Fresh visas in hand we headed south to cross the Prek Chak – Xa Xia border between Cambodia and Vietnam. Surprisingly the bus was only a few people overloaded, so it was sort of comfortable. The crossing was easy but we did get scammed $1.50 with a very official looking medical check fee (turns out it was an unofficial tip to an enterprising customs officer). But such is life and it was only $1.50. Besides, it wasn’t long until we were instant millionaires.
The bus took us to the ferry and before we knew it we were back on the water heading towards an island again. The last leg of the day involved haggling like a dog to get another bus over the island to our new tropical home, Phu Quoc Island. We crashed at a simple bamboo bungalow metres from the beach. All that was left was a walk around town to find Tia’s all time favorite meal pho bo (Vietnamese beef noodle soup). Well she might not admit that, but she craves it at least once a day.
There is not much to say about the next week. We tried to catch up on blogs but failed. Most of the day was spent reading, eating and lounging on the beach. We ventured out on motorbikes a couple of times to see the rest of the island. The secluded beaches really made this place worth visiting and the fresh seafood was amazing.
There is also a great restaurant called Sakura that is hard to find but well worth going (just look at the photos, you know you want to eat that).
It was a great place to get away from all the tooting and touting or to just stop for a few days.
One thing worth mentioning was the motorbike accidents we witnessed. The first one was an inexperienced European couple riding a scooter. As they attempted a U-turn in front of us, my first thought was, too quick. Sure enough, off the road they went; they hit the gravel in a hard way and it was all over. It was a very slow accident (about 5kph), but when you are riding in t-shirts, shorts and thongs, a slow accident will still leave scars. We helped them up, got their bike back on the road and they wobbled back to their hotel to nurse their wounds.
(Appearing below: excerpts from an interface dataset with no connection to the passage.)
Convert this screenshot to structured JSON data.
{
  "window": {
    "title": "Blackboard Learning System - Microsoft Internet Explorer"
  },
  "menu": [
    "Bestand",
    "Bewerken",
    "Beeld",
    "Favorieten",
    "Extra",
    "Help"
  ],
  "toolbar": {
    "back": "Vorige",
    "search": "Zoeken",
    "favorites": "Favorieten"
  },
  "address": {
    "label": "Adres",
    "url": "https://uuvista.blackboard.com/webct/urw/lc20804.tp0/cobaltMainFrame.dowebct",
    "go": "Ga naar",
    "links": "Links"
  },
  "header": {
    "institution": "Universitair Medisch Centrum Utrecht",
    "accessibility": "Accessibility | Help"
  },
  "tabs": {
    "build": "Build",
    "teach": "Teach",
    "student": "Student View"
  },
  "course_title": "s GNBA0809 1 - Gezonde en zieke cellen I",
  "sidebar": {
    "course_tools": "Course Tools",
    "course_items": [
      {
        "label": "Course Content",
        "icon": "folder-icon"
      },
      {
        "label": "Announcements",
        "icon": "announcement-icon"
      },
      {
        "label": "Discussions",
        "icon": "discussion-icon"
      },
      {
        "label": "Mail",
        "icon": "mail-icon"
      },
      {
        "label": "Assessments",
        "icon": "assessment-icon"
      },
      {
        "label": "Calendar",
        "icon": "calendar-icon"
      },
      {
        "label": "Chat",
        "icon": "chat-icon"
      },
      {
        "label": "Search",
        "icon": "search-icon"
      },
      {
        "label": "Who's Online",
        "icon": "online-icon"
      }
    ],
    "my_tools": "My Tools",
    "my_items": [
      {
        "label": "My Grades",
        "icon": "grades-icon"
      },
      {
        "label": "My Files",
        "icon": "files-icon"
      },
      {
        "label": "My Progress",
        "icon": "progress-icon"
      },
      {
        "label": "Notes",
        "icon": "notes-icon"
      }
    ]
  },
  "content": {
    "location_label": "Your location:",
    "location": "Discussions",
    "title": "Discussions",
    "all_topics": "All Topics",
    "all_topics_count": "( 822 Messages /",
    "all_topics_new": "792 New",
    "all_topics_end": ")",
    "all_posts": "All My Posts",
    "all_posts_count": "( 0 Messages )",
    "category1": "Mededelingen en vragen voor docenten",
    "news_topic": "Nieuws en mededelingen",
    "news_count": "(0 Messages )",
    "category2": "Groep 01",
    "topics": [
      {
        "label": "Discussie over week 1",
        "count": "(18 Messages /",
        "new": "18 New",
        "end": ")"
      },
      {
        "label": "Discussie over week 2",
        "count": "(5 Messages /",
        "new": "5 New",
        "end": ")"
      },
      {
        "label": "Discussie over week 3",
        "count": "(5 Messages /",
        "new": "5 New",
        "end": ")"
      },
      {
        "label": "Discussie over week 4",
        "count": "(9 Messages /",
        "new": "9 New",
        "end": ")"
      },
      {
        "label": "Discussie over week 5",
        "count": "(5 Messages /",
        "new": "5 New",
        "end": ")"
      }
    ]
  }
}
The second accident was much more serious. We were riding home just after sunset and we came across a group of locals standing around two local men that were rolling about on the ground, looking heavily concussed, with two motorbikes dropped several metres apart. At first glance it looked like they had just had a head-on, but I could not work out how the accident had happened. People were trying to stand them up, but with lots of blood around and obvious head injuries, I was really worried that the men would need help quickly. We tried to suggest getting them to a hospital but the crowd didn’t pay us any attention. The language barrier made it impossible for us to help, so we slowly left the scene in shock, praying that they would be ok.